The downgrading of the Australian government warning on travel to Indonesia has had almost no impact on tourism, industry operators say. The Department of Foreign Affairs and Trade (DFAT) advisory was downgraded from “reconsider your need to travel” to “exercise a high degree of caution” more than two months ago, but the change has had negligible impact.
In fact, visitor numbers were at a high before the advisory was downgraded, with Australian figures for the January to March period up 26 per cent on last year, making Australia the No.1 market for Bali. Official figures beyond March are not yet available, but some operators say their numbers have gone down slightly in recent months, due to competition from other destinations.

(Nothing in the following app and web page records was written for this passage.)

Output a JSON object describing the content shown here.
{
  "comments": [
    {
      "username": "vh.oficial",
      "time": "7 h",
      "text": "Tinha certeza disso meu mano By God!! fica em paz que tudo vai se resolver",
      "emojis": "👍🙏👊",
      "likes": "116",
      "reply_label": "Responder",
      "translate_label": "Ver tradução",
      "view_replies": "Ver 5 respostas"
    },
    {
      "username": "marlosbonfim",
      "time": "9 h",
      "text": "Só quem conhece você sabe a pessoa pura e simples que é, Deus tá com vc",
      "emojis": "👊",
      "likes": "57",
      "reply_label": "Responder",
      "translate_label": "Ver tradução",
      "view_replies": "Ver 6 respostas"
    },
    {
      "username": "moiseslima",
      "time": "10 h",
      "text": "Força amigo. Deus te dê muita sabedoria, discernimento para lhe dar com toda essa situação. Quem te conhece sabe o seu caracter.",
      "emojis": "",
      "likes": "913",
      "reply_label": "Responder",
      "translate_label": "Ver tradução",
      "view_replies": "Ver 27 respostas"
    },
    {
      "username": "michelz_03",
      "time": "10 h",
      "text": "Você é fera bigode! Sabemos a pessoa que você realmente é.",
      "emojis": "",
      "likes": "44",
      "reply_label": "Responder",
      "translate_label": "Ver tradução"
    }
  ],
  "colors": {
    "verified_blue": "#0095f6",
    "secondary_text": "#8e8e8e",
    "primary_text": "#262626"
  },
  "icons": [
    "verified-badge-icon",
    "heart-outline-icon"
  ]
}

The marketing manager for Visit Indonesia, Craig Gibbons, says Bali was not affected by the high-level DFAT warning, with Australians seeing it as a safe place to travel. ”The DFAT warning didn’t really change anything,” he says.
Gibbons says the only noticeable outcome of the downgrade has been a rise in conference bookings, with companies now able to get insurance coverage for Indonesia.
This article is an excerpt from Jane E. Fraser’s weekly travel column in The Sun Herald, Sydney.